INSTRUCTIONS FOR THE TASK
What lines in the records below include the word "this"? Return each one.

SOURCE MATERIAL
-------
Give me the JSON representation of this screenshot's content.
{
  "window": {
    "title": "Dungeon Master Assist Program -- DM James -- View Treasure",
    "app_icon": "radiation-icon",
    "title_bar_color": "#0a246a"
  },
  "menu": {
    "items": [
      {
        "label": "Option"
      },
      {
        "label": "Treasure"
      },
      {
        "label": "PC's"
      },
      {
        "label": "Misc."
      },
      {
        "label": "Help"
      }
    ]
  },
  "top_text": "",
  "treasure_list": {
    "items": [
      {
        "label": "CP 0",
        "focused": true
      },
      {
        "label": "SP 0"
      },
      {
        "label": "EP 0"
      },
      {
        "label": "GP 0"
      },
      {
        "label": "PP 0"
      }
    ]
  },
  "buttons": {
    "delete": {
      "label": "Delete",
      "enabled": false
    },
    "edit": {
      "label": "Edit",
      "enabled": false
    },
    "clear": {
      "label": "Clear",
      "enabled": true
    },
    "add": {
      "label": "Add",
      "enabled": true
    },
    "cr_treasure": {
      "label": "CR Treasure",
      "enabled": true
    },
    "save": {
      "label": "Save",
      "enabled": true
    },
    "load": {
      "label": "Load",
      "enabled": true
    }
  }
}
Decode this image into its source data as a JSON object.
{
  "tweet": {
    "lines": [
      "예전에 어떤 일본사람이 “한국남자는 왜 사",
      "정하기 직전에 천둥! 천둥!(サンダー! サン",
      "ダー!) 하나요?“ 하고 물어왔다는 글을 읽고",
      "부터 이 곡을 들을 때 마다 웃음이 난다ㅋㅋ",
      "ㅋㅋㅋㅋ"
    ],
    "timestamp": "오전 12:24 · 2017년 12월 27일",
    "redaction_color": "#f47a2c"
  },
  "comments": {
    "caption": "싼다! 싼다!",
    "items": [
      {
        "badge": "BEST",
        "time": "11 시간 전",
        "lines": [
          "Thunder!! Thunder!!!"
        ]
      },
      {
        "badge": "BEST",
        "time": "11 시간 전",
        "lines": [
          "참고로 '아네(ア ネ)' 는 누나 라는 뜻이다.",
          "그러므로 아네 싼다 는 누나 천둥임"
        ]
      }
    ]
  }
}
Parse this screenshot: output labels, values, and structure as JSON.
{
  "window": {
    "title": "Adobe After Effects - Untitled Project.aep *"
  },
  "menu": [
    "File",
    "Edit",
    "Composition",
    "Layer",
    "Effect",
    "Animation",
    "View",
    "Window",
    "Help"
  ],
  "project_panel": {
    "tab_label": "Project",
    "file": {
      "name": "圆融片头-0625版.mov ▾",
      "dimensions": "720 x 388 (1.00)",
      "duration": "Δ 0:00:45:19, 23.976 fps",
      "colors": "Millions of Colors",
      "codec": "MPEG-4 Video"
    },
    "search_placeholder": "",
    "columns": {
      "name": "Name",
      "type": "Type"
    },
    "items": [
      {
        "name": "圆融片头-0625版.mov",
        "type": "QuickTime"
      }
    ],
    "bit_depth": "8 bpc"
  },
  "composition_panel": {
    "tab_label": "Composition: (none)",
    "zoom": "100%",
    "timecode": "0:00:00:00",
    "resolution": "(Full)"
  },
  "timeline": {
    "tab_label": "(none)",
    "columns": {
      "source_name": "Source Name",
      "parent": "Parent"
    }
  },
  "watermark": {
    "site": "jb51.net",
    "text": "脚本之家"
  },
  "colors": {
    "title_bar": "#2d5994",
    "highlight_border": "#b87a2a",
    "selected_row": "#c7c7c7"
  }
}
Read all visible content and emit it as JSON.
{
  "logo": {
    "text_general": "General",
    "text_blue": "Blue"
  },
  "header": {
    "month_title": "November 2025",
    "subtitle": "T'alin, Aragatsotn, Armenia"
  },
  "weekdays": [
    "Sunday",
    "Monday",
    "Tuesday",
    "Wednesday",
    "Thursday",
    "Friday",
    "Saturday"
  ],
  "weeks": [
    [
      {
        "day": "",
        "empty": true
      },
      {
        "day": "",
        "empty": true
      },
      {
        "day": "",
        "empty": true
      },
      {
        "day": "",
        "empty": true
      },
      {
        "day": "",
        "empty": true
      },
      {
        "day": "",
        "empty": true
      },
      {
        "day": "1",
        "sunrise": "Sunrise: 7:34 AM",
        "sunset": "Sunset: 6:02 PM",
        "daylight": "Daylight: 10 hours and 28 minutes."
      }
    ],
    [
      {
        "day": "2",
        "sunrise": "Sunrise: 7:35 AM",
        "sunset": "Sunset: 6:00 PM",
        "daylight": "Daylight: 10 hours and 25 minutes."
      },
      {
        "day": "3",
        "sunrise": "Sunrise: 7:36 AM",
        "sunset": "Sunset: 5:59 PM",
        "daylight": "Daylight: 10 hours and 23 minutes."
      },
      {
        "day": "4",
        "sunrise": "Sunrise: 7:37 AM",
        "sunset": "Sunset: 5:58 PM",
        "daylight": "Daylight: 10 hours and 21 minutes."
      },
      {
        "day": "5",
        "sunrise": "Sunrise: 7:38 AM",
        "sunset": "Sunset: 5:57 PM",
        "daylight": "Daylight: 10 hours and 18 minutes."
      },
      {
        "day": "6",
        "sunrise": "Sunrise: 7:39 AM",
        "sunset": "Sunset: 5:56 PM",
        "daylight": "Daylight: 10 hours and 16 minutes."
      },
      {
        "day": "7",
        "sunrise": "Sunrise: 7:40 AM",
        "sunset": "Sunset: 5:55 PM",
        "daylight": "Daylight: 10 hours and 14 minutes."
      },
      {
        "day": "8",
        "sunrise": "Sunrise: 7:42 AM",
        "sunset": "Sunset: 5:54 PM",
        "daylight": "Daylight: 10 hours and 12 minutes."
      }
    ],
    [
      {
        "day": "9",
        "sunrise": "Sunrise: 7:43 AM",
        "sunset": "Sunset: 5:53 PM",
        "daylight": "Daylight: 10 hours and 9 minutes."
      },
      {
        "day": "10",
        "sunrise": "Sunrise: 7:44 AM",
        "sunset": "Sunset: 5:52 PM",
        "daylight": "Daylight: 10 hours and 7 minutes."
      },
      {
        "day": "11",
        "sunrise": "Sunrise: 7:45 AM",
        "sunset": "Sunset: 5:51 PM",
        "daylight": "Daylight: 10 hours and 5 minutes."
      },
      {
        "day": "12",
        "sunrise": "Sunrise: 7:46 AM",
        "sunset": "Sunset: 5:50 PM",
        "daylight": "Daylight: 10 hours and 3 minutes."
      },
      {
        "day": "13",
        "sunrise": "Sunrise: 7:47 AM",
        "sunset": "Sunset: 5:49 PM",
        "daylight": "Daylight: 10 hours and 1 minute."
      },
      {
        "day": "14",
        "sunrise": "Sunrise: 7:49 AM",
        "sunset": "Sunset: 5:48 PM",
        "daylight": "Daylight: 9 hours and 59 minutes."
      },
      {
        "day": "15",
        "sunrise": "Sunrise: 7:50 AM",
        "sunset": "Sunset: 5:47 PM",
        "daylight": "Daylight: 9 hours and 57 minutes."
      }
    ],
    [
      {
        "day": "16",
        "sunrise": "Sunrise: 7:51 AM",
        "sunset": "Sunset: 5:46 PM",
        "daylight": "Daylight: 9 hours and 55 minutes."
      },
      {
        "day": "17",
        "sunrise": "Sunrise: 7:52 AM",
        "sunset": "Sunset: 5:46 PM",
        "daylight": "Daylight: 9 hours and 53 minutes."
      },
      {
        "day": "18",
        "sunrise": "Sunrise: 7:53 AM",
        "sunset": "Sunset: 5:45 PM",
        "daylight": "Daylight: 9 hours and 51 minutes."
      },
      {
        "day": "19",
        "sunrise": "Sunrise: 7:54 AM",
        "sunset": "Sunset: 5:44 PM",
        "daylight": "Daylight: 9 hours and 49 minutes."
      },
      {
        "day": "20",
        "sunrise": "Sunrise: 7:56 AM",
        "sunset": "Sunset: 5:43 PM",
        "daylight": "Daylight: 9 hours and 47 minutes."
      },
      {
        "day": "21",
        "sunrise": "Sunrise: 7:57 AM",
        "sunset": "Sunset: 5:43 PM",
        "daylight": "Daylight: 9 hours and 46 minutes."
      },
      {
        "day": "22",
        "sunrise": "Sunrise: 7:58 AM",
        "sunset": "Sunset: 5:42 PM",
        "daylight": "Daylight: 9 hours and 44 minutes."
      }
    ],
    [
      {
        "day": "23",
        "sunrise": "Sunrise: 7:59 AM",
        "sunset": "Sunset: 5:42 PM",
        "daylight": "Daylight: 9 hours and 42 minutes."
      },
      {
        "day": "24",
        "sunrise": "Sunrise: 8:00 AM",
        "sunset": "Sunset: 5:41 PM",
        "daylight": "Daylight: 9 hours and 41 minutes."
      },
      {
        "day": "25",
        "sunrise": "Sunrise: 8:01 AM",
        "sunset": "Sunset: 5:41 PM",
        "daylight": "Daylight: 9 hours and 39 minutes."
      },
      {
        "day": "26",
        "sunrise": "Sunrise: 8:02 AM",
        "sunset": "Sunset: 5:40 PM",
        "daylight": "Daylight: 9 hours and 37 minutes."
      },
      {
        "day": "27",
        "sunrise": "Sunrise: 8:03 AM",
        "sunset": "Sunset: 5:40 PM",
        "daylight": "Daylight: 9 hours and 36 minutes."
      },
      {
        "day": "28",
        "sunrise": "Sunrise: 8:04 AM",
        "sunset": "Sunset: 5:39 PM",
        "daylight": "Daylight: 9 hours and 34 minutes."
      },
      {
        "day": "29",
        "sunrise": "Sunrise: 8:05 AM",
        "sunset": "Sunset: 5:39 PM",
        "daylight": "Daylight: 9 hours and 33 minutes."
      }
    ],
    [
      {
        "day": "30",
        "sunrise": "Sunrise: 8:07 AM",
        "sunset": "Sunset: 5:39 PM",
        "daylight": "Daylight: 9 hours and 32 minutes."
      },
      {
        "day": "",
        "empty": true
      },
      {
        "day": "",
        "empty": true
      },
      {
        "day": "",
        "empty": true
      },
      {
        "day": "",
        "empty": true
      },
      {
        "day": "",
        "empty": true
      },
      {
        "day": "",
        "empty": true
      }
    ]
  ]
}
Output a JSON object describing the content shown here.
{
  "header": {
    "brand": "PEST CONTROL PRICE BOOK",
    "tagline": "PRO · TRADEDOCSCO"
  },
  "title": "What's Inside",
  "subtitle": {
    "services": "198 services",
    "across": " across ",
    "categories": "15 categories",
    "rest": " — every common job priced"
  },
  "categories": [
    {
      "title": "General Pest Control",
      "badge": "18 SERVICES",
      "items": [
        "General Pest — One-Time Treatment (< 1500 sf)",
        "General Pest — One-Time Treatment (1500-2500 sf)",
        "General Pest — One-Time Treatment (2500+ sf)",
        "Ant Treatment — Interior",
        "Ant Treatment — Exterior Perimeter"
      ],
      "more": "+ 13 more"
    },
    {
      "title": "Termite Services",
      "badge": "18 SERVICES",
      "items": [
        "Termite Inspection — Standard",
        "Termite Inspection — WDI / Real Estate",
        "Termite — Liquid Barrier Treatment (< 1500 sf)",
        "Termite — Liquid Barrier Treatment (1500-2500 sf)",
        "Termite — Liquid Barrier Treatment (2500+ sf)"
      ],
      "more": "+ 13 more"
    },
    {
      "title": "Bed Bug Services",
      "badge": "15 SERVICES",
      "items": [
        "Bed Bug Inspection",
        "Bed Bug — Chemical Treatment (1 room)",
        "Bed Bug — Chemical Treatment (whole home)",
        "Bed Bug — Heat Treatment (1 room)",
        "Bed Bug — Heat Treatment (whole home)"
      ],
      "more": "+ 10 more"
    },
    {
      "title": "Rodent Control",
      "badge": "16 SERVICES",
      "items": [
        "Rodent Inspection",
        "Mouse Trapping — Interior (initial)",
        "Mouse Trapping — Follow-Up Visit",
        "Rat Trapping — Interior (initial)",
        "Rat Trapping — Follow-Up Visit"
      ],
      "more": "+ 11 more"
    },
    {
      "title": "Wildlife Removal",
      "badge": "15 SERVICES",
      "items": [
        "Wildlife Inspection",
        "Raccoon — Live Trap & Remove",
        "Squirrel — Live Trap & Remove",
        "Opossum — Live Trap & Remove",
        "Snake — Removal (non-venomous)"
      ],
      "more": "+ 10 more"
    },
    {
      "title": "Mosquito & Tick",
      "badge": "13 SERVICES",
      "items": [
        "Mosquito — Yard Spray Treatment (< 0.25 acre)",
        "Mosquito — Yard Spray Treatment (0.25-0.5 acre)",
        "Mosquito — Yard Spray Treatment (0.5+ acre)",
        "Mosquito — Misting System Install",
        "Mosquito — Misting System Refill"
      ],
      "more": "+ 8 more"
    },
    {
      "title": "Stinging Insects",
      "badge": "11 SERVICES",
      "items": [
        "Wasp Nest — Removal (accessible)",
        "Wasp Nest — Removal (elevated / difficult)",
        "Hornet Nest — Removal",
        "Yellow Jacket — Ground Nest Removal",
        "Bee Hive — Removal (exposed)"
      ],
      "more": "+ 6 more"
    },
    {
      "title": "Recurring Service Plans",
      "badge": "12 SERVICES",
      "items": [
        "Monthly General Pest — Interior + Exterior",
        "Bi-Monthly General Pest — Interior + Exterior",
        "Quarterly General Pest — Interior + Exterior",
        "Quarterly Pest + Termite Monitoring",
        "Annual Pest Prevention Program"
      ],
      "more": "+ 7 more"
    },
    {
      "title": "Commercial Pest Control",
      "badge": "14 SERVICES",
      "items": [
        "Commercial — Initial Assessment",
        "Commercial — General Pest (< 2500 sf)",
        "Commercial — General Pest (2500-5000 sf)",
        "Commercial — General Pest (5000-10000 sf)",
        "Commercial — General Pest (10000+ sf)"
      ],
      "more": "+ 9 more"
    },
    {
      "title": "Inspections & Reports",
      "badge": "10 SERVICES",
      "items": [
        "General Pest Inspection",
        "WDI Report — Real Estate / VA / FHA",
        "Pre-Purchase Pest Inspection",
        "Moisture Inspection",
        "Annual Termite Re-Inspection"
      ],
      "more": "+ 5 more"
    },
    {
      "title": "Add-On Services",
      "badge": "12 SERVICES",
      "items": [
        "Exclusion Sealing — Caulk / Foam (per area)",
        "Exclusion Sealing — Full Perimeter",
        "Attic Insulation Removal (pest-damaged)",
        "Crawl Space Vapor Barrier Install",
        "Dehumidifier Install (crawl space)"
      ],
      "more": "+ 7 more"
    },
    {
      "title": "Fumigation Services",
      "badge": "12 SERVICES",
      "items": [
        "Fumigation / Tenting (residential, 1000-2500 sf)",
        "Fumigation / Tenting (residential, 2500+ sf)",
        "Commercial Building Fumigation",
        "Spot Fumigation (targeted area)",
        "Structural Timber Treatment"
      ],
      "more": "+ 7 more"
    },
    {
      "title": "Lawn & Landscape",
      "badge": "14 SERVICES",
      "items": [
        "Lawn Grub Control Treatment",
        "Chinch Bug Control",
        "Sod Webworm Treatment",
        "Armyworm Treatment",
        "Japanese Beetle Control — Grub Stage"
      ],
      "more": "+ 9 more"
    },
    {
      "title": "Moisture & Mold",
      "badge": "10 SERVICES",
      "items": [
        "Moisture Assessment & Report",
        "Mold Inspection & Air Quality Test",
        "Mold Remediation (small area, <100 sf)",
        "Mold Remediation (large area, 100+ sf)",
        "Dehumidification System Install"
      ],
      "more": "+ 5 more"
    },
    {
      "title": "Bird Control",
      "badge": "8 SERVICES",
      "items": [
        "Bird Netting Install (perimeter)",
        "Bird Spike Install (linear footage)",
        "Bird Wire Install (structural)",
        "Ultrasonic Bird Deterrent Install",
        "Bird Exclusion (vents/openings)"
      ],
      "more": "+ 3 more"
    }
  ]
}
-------
SOLUTION
Give me the JSON representation of this screenshot's content.
Decode this image into its source data as a JSON object.
Parse this screenshot: output labels, values, and structure as JSON.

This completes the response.